(Working data Opens)

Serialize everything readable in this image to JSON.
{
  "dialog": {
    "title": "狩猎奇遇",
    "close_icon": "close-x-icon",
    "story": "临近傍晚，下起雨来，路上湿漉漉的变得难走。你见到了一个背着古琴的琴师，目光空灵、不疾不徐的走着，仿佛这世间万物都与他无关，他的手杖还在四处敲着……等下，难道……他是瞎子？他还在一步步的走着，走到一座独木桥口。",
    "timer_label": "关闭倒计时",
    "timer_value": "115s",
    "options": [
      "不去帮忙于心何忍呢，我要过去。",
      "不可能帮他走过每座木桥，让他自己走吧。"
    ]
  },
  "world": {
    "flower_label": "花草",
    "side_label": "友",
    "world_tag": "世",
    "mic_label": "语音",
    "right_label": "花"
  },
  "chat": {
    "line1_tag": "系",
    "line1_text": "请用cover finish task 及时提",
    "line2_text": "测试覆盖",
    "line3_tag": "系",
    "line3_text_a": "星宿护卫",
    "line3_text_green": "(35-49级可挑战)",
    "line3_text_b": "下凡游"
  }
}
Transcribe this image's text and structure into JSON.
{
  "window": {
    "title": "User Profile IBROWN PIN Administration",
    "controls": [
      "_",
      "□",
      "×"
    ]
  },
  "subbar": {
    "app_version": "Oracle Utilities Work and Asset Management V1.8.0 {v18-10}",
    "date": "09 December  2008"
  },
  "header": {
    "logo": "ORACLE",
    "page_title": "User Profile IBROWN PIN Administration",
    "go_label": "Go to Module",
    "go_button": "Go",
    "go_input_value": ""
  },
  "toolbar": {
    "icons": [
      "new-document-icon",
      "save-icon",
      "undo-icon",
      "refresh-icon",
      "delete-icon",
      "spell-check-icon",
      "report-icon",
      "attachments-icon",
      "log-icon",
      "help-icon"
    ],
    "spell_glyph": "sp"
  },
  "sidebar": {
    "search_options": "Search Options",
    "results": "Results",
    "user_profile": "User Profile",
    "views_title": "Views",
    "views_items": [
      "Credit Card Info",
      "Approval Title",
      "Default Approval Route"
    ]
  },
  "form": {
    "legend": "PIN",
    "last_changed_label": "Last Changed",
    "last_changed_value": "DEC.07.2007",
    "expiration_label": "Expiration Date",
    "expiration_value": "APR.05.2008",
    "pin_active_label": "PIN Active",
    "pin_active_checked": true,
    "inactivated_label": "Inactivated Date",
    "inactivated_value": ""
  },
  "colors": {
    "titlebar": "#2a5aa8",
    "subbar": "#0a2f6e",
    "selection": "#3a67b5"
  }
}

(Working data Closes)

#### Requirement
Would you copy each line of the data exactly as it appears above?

#### Expected answer
Serialize everything readable in this image to JSON.
{
  "dialog": {
    "title": "狩猎奇遇",
    "close_icon": "close-x-icon",
    "story": "临近傍晚，下起雨来，路上湿漉漉的变得难走。你见到了一个背着古琴的琴师，目光空灵、不疾不徐的走着，仿佛这世间万物都与他无关，他的手杖还在四处敲着……等下，难道……他是瞎子？他还在一步步的走着，走到一座独木桥口。",
    "timer_label": "关闭倒计时",
    "timer_value": "115s",
    "options": [
      "不去帮忙于心何忍呢，我要过去。",
      "不可能帮他走过每座木桥，让他自己走吧。"
    ]
  },
  "world": {
    "flower_label": "花草",
    "side_label": "友",
    "world_tag": "世",
    "mic_label": "语音",
    "right_label": "花"
  },
  "chat": {
    "line1_tag": "系",
    "line1_text": "请用cover finish task 及时提",
    "line2_text": "测试覆盖",
    "line3_tag": "系",
    "line3_text_a": "星宿护卫",
    "line3_text_green": "(35-49级可挑战)",
    "line3_text_b": "下凡游"
  }
}
Transcribe this image's text and structure into JSON.
{
  "window": {
    "title": "User Profile IBROWN PIN Administration",
    "controls": [
      "_",
      "□",
      "×"
    ]
  },
  "subbar": {
    "app_version": "Oracle Utilities Work and Asset Management V1.8.0 {v18-10}",
    "date": "09 December  2008"
  },
  "header": {
    "logo": "ORACLE",
    "page_title": "User Profile IBROWN PIN Administration",
    "go_label": "Go to Module",
    "go_button": "Go",
    "go_input_value": ""
  },
  "toolbar": {
    "icons": [
      "new-document-icon",
      "save-icon",
      "undo-icon",
      "refresh-icon",
      "delete-icon",
      "spell-check-icon",
      "report-icon",
      "attachments-icon",
      "log-icon",
      "help-icon"
    ],
    "spell_glyph": "sp"
  },
  "sidebar": {
    "search_options": "Search Options",
    "results": "Results",
    "user_profile": "User Profile",
    "views_title": "Views",
    "views_items": [
      "Credit Card Info",
      "Approval Title",
      "Default Approval Route"
    ]
  },
  "form": {
    "legend": "PIN",
    "last_changed_label": "Last Changed",
    "last_changed_value": "DEC.07.2007",
    "expiration_label": "Expiration Date",
    "expiration_value": "APR.05.2008",
    "pin_active_label": "PIN Active",
    "pin_active_checked": true,
    "inactivated_label": "Inactivated Date",
    "inactivated_value": ""
  },
  "colors": {
    "titlebar": "#2a5aa8",
    "subbar": "#0a2f6e",
    "selection": "#3a67b5"
  }
}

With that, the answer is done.